Pros & Cons of Fennel Seeds
Although every part of the plant is edible, fennel seeds and essential oils are most often used for medicinal purposes. While fennel provides some powerful benefits, it can pose risks for certain people.
Fennel — a feathery, fragrant herb — is indigenous to the Mediterranean region. Its flavor is reminiscent of licorice or anise. Although every part of the plant is edible, seeds and essential oils are most often used for medicinal purposes. While fennel provides some powerful benefits, it can pose risks for certain people.
Fennel seeds are excellent sources of antioxidants. Powerful substances, antioxidants help protect your body from free radicals, unstable molecules that damage healthy cells. Research published in Journal of Medicinal Food in 2011 noted that fennel seed extract may have remarkable potential to protect cells and fight certain cancers, such as breast and liver cancer. The study concluded that fennel seed extract could be a safe, effective and easily accessible source of natural antioxidants.
Enhances Digestive System
Fennel helps calm your intestinal tract and eliminate gas. In addition, it's a traditional treatment for colic, which can have links to digestive problems. Breastfeeding mothers consume it in tea form. Fennel seed oil could be effective in reducing intestinal spasms and increasing free movement in the small intestines.
Two tablespoons of fennel seeds contains 138 milligrams of calcium, which is around 14 percent of the daily recommended amount of 1,000 milligrams for most adults. It also contains more than 2 milligrams of iron, a quarter of the amount recommended daily for men and 11 percent of what's recommended for women.
Calcium helps develop and protect bones and teeth and is necessary for proper muscle contraction and relaxation. Iron is a vital component of hemoglobin, a protein that transfer oxygen from the lungs to your body's tissues. It's essential for growth, development and proper cell function.

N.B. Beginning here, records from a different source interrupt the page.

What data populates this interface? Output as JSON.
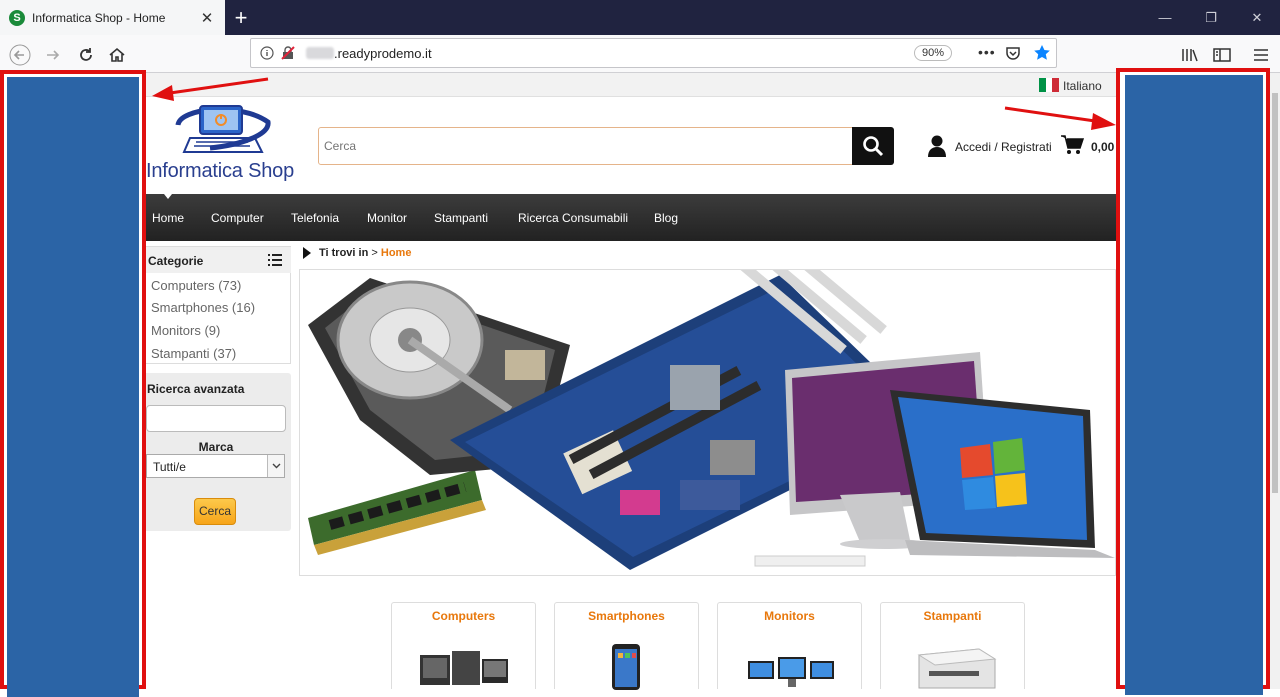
{
  "browser": {
    "tab_title": "Informatica Shop - Home",
    "url_text": ".readyprodemo.it",
    "zoom": "90%"
  },
  "header": {
    "language": "Italiano",
    "logo_text": "Informatica Shop",
    "search_placeholder": "Cerca",
    "account_label": "Accedi / Registrati",
    "cart_total": "0,00"
  },
  "nav": {
    "items": [
      "Home",
      "Computer",
      "Telefonia",
      "Monitor",
      "Stampanti",
      "Ricerca Consumabili",
      "Blog"
    ]
  },
  "sidebar": {
    "categories_title": "Categorie",
    "categories": [
      "Computers (73)",
      "Smartphones (16)",
      "Monitors (9)",
      "Stampanti (37)"
    ],
    "advanced_title": "Ricerca avanzata",
    "brand_label": "Marca",
    "brand_selected": "Tutti/e",
    "search_button": "Cerca"
  },
  "breadcrumb": {
    "prefix": "Ti trovi in",
    "separator": ">",
    "current": "Home"
  },
  "category_cards": [
    "Computers",
    "Smartphones",
    "Monitors",
    "Stampanti"
  ],
  "colors": {
    "overlay_blue": "#2b64a6",
    "highlight_red": "#e01010",
    "accent_orange": "#e8780c",
    "nav_dark": "#2a2a2a"
  }
}
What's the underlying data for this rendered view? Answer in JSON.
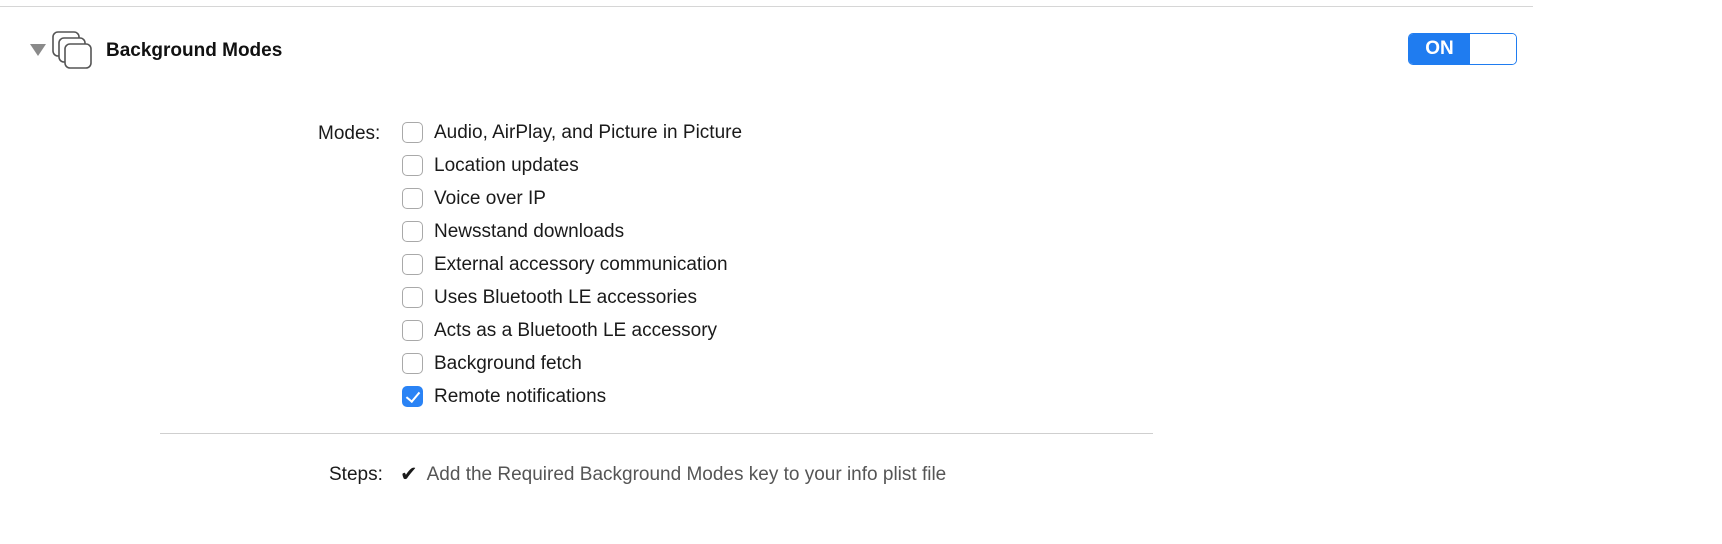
{
  "section": {
    "title": "Background Modes",
    "toggle_on_label": "ON",
    "toggle_state": "on"
  },
  "modes": {
    "label": "Modes:",
    "items": [
      {
        "label": "Audio, AirPlay, and Picture in Picture",
        "checked": false
      },
      {
        "label": "Location updates",
        "checked": false
      },
      {
        "label": "Voice over IP",
        "checked": false
      },
      {
        "label": "Newsstand downloads",
        "checked": false
      },
      {
        "label": "External accessory communication",
        "checked": false
      },
      {
        "label": "Uses Bluetooth LE accessories",
        "checked": false
      },
      {
        "label": "Acts as a Bluetooth LE accessory",
        "checked": false
      },
      {
        "label": "Background fetch",
        "checked": false
      },
      {
        "label": "Remote notifications",
        "checked": true
      }
    ]
  },
  "steps": {
    "label": "Steps:",
    "items": [
      {
        "label": "Add the Required Background Modes key to your info plist file",
        "done": true
      }
    ]
  },
  "icons": {
    "disclosure": "disclosure-triangle-icon",
    "capability": "stacked-windows-icon",
    "checkmark": "checkmark-icon"
  },
  "colors": {
    "accent": "#1f7cf0",
    "checkbox_checked": "#2a83f5"
  }
}
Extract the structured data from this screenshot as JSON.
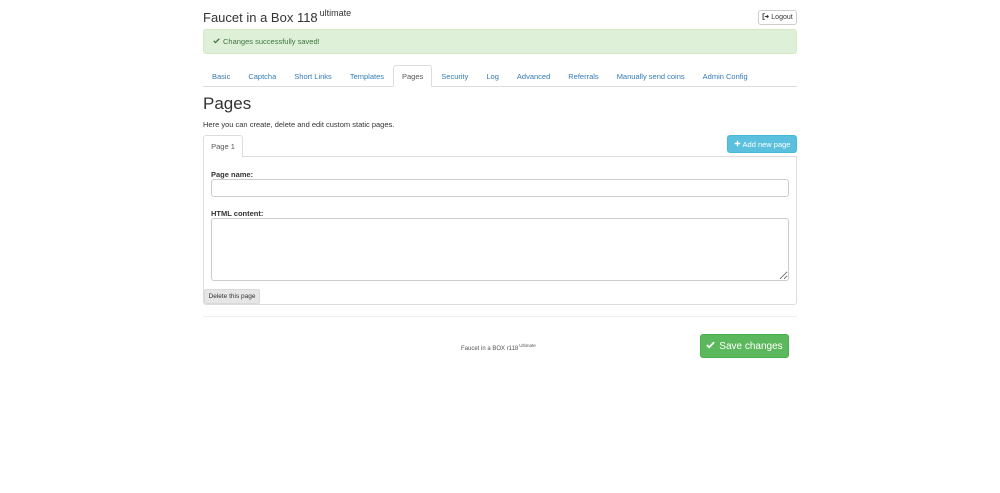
{
  "header": {
    "app_title": "Faucet in a Box 118",
    "app_edition": "ultimate",
    "logout_label": "Logout"
  },
  "alert": {
    "message": "Changes successfully saved!"
  },
  "tabs": [
    {
      "label": "Basic",
      "active": false
    },
    {
      "label": "Captcha",
      "active": false
    },
    {
      "label": "Short Links",
      "active": false
    },
    {
      "label": "Templates",
      "active": false
    },
    {
      "label": "Pages",
      "active": true
    },
    {
      "label": "Security",
      "active": false
    },
    {
      "label": "Log",
      "active": false
    },
    {
      "label": "Advanced",
      "active": false
    },
    {
      "label": "Referrals",
      "active": false
    },
    {
      "label": "Manually send coins",
      "active": false
    },
    {
      "label": "Admin Config",
      "active": false
    }
  ],
  "pages_section": {
    "heading": "Pages",
    "description": "Here you can create, delete and edit custom static pages.",
    "add_page_label": "Add new page",
    "page_tab_label": "Page 1",
    "page_name_label": "Page name:",
    "page_name_value": "",
    "html_content_label": "HTML content:",
    "html_content_value": "",
    "delete_label": "Delete this page"
  },
  "footer": {
    "text": "Faucet in a BOX r118",
    "edition": "Ultimate",
    "save_label": "Save changes"
  },
  "colors": {
    "alert_bg": "#dff0d8",
    "alert_text": "#3c763d",
    "link": "#337ab7",
    "info_button": "#5bc0de",
    "success_button": "#5cb85c"
  },
  "icons": {
    "logout": "sign-out-icon",
    "alert": "check-icon",
    "add": "plus-icon",
    "save": "check-icon"
  }
}
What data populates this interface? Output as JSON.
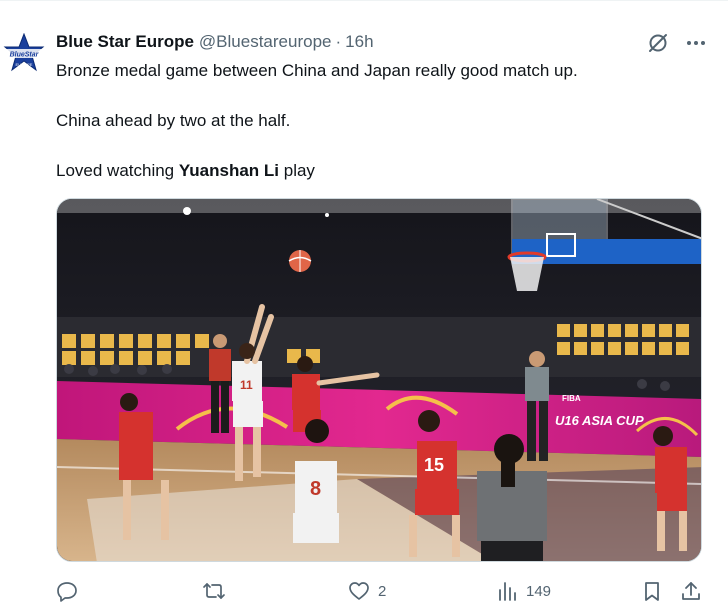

Although rare, side effects may occur when consuming herbs. Fennel can disrupt the nervous system when taken in excess and may increase your skin's sensitivity to sunlight.
The Norris Cotton Cancer Center states that fennel may increase the risk for seizures and advises against taking fennel without first talking with your health provider if you have epilepsy or any seizure disorder. If you're pregnant or breastfeeding, talk with your doctor before using fennel medicinally.
- USDA National Nutrient Database: Spices, Fennel Seed
- United States Food and Drug Administration: Guidance for Industry: A Food Labeling Guide
- Harvard Medical School: Harvard Health Publications: Listing of Vitamins
- Herbal Encyclopedia: Common Medicinal Herbs for Natural Health: Fennel
- Journal of Medicinal Food: Antioxidant and Anticarcinogenic Effects of Methanolic Extract and Volatile Oil of Fennel Seeds (Foeniculum vulgare)
- University of Maryland Medical Center: Infantile Colic
- Alternative Therapies in Health and Medicine: The Effect of Fennel (Foeniculum Vulgare) Seed Oil Emulsion in Infantile Colic: A Randomized, Placebo-Controlled Study
- Purdue University: Horticulture: Fennel